WORK INSTRUCTION: Search the entries below for the word "circle" and copy every line where it appears.

[Items from an interface collection]
Start of Block

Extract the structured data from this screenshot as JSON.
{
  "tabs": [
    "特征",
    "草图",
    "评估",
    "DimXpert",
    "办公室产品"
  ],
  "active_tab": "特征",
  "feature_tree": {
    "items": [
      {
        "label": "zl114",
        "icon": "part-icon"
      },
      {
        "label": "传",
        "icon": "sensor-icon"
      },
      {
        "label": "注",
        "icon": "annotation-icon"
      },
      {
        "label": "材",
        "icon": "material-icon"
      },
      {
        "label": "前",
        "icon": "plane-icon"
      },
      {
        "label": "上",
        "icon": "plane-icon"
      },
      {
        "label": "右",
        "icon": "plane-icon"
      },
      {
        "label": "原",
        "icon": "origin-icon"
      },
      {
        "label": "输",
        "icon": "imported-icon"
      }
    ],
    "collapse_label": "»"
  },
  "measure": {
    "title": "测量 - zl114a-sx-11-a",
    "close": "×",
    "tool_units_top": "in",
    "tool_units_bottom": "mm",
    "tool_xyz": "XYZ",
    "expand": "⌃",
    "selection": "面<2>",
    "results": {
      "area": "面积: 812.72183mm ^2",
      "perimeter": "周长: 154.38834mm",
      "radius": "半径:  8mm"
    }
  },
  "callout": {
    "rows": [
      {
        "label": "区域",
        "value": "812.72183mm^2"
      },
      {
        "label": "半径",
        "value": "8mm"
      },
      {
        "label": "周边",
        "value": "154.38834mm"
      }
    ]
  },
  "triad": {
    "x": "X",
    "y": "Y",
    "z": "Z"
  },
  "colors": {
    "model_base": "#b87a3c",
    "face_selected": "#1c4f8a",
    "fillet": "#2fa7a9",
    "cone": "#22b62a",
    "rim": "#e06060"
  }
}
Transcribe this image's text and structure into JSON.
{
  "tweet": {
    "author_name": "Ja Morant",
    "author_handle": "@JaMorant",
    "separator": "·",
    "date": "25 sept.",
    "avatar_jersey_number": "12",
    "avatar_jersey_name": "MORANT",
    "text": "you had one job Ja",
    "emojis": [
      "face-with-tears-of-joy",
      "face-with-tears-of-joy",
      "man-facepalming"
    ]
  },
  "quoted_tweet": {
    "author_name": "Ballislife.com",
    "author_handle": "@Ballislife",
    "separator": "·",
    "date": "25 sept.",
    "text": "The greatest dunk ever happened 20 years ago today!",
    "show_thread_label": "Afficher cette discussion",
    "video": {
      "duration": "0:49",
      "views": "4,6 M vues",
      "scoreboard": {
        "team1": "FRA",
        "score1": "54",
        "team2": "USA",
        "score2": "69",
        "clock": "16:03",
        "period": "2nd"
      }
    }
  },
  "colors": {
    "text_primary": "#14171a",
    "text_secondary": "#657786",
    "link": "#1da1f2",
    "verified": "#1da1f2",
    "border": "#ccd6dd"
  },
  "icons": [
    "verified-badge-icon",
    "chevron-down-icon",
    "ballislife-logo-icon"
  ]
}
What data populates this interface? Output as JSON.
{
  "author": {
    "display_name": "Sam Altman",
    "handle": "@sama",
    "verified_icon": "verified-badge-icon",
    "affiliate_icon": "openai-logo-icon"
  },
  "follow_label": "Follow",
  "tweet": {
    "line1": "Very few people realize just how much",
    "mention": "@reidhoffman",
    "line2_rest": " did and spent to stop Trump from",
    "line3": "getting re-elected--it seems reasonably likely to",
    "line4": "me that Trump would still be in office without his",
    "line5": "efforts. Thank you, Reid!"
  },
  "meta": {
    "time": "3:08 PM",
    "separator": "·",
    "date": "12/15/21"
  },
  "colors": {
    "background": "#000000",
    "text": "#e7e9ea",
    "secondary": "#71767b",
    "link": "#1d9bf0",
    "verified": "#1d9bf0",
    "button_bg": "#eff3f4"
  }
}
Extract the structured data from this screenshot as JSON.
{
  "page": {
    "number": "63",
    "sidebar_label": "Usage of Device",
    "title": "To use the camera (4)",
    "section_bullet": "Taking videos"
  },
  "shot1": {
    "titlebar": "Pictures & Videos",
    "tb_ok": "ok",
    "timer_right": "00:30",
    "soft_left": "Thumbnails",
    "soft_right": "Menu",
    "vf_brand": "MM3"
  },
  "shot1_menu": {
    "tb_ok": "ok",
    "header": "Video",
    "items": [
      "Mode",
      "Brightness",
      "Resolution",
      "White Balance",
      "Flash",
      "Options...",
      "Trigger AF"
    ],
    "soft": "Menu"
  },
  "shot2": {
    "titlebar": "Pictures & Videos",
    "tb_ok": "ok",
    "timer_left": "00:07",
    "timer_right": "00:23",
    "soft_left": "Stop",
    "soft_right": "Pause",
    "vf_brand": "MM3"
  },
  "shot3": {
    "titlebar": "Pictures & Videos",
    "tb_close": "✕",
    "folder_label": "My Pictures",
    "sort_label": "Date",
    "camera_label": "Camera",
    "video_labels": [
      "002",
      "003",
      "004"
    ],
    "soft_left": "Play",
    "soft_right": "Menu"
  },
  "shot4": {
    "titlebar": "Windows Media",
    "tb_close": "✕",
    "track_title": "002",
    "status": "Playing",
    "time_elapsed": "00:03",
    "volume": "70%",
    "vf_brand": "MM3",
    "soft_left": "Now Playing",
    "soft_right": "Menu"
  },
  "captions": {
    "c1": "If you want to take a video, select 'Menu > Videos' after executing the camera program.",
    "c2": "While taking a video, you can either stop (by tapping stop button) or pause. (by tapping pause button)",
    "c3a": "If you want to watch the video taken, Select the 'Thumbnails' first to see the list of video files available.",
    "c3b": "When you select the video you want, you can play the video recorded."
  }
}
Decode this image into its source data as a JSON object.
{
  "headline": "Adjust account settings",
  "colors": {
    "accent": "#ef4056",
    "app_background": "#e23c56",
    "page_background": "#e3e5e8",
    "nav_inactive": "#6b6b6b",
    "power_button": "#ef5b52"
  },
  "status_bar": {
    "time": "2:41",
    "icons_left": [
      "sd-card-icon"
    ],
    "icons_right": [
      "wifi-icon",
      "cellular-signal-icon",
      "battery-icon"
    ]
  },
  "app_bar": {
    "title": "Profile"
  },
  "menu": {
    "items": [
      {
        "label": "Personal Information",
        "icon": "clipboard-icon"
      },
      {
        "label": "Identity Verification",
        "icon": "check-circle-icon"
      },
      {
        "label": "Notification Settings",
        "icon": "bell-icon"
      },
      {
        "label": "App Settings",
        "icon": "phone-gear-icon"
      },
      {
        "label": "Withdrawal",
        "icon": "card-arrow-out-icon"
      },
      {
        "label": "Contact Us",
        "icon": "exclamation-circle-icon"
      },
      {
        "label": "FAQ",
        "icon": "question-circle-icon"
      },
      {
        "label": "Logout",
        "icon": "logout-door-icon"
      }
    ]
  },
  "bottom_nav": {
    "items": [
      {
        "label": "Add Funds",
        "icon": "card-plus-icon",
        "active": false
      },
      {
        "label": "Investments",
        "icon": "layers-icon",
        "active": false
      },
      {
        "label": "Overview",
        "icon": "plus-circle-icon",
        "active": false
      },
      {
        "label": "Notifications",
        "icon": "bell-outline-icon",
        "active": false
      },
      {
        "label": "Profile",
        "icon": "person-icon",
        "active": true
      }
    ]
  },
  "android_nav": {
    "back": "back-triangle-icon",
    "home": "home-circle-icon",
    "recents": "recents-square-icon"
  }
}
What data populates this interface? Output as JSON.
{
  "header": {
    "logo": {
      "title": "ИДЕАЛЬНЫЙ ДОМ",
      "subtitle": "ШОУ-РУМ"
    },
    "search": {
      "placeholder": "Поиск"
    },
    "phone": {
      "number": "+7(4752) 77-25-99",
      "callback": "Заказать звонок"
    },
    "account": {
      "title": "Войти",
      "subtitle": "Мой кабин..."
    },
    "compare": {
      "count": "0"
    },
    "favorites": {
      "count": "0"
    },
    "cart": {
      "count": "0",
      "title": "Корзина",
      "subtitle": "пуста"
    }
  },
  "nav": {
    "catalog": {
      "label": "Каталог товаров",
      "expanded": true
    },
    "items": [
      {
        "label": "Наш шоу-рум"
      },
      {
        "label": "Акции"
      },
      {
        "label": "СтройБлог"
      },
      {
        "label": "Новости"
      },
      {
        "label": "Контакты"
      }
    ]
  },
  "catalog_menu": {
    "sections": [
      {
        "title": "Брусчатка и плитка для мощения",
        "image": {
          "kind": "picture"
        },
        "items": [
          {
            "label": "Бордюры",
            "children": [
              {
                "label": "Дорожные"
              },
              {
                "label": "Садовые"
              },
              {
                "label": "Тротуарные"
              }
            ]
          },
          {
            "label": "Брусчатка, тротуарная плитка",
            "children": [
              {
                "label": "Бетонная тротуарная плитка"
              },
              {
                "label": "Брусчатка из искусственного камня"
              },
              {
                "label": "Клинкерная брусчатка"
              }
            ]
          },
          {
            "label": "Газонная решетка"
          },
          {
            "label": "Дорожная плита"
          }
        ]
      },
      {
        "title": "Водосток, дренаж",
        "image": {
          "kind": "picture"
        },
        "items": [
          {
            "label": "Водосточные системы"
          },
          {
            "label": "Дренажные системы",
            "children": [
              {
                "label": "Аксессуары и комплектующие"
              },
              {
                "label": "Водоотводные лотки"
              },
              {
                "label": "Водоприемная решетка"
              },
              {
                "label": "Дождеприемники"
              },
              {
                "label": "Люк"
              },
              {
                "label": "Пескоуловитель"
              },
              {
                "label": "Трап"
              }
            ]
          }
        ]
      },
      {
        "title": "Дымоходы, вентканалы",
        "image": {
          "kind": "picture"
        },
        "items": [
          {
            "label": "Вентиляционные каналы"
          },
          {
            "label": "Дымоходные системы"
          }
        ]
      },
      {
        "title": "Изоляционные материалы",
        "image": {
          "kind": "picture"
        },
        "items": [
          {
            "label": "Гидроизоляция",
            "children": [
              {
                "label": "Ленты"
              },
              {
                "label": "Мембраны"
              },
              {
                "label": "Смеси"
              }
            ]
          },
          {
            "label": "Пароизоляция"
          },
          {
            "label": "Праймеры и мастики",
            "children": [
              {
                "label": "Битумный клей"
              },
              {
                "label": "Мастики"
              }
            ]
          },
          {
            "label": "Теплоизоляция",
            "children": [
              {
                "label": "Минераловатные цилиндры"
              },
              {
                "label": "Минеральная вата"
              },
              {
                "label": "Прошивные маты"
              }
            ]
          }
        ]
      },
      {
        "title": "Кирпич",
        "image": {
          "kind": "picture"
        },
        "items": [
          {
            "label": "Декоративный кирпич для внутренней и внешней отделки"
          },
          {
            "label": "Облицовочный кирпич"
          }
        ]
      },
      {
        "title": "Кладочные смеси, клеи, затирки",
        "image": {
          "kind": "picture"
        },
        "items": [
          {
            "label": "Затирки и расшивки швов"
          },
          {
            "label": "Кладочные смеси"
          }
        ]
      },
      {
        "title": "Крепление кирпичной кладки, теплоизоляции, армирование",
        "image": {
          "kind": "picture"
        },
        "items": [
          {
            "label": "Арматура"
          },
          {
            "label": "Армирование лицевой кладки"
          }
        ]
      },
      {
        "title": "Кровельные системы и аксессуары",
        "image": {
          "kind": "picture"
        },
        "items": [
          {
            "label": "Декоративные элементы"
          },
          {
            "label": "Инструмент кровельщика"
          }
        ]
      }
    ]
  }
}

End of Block

THE ANSWER:
        "icon": "check-circle-icon"
        "icon": "exclamation-circle-icon"
        "icon": "question-circle-icon"
        "icon": "plus-circle-icon",
    "home": "home-circle-icon",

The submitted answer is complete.